Be not arrogant because of your knowledge, and have no confidence in that you are a learned man. Take counsel with the ignorant as with the wise, for the limits of art cannot be reached, and no artist fully possesses his skill. Good words are more hidden than the precious green stone, and yet it may be found with slave girls over the milestones.

If you find an orator at his time, with sound sense and better than you, bend your arm and bow. But if he speaks ill, then fail not to withstand him, in order that men may call out to him: "Ignorant one!"

But if it is an equal of yours, show yourself by silence to be better than he, when he speaks ill. Then will he be praised by the listeners, but your name will be accounted good among the great.

If he is a humble person, who is not your equal, be not wrathful against him, for you know that he is of no account. Disregard him, and so he punishes himself. It is bad if one injures one that is despicable. You smite him with the punishment of the great.

If you are a leader and give command to the multitude, strive after every excellence, until there be no fault in your nature. Truth is good and its worth is lasting, and it has not been disturbed since the day of its creator, whereas he who transgresses its ordinances is punished. It lies as a right path in front of him who knows nothing. Wrongdoing has never yet brought its venture to port.

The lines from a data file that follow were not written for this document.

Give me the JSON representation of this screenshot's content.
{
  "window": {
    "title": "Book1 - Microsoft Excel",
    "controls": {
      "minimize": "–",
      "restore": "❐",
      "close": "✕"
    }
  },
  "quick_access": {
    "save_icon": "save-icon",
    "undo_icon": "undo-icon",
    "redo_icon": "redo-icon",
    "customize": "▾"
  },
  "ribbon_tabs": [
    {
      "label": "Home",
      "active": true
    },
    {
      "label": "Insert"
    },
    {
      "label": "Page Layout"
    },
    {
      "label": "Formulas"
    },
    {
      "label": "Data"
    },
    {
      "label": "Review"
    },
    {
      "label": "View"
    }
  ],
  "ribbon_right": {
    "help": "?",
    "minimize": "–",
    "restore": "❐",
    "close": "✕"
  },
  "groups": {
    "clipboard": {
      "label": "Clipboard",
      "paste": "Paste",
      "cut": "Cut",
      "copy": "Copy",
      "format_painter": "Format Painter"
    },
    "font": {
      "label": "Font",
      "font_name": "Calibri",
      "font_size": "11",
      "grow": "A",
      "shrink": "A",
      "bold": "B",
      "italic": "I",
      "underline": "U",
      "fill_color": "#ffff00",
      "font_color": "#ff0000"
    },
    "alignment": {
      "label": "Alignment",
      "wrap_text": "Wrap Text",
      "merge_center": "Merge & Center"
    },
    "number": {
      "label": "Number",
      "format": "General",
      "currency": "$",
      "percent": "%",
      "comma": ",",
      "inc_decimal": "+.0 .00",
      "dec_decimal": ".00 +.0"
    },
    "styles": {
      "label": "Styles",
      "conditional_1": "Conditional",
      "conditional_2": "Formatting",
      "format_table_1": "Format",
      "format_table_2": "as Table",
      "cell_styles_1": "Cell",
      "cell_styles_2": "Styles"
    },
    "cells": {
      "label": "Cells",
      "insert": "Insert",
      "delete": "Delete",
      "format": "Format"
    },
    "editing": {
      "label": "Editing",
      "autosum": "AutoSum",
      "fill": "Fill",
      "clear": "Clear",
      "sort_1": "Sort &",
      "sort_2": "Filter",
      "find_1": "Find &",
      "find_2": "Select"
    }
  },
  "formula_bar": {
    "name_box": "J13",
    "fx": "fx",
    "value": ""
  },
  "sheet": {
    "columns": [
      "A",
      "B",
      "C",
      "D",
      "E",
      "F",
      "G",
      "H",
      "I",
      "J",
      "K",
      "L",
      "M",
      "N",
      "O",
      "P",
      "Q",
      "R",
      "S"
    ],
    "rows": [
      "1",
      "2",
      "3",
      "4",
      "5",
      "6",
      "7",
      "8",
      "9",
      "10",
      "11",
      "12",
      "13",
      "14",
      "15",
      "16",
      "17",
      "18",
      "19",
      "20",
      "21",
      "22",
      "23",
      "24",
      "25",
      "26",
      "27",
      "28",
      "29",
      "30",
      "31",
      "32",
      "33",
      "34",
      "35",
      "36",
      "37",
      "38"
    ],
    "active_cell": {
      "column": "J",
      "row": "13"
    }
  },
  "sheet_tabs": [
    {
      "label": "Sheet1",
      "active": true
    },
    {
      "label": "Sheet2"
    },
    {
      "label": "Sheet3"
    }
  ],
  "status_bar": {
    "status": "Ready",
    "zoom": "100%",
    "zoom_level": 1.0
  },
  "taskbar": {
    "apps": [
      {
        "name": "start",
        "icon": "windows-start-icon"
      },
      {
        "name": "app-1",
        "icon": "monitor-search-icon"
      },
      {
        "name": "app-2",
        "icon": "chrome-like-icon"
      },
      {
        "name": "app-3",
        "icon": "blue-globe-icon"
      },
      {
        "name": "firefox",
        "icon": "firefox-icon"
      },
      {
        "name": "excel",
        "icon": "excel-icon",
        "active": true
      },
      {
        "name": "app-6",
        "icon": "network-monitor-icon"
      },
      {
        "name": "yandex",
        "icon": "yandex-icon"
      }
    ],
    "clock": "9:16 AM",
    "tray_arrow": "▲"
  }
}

Evil may indeed win wealth, but the strength of truth is that it endures.

If you desire your conduct to be good, to set yourself free from all that is evil, then beware of covetousness, which is a malady, diseaseful, incurable. Intimacy with it is impossible; it makes the sweet friend bitter, it alienates the trusted one from the master, it makes bad both father and mother, together with the brothers of the mother, and it divorces a man's wife. It is a bundle of every kind of evil, and a bag of everything that is blameworthy. Long-lived is the man whose rule of conduct is right, and who goes in accordance with his right course. He wins wealth thereby, but the covetous has no tomb.

If you are a man of note, who sits in the council of his lord, fix your heart upon what is good. Be silent -- this is better than teftef-flowers. Speak only if you know that you can unravel the difficulty. It is an artist who can speak in council, and to speak is harder than any other work.

If you be grown great, after you were of small account, and have gotten you substance after you were aforetime needy, forget not how it fared with you in time past. Trust not in your riches, that have accrued to you as a gift of the god. You are not better than another who is your equal, to whom the same has happened.

As for the fool who hears not, he can do nothing at all. He regards knowledge as ignorance, and good as bad. He will do everything that is blameworthy, so that complaint is laid against him every day. He lives on that wherefrom others die, and it is his food to speak ill. This his nature is known to the magistrates; daily does death threaten him, and men shun him because of the multitude of misfortunes that are daily laid upon him.

May you reach me being sound in body, and so that the king is satisfied with all that has been done, and may you pass many years in life. It is not little that I have wrought upon earth. I have spent a hundred and ten years in life, which the king has given me, and with rewards beyond those who have gone before, because I did right for the king up to the place of reverence.

It has come from its beginning to its end, like that which was found in the writing.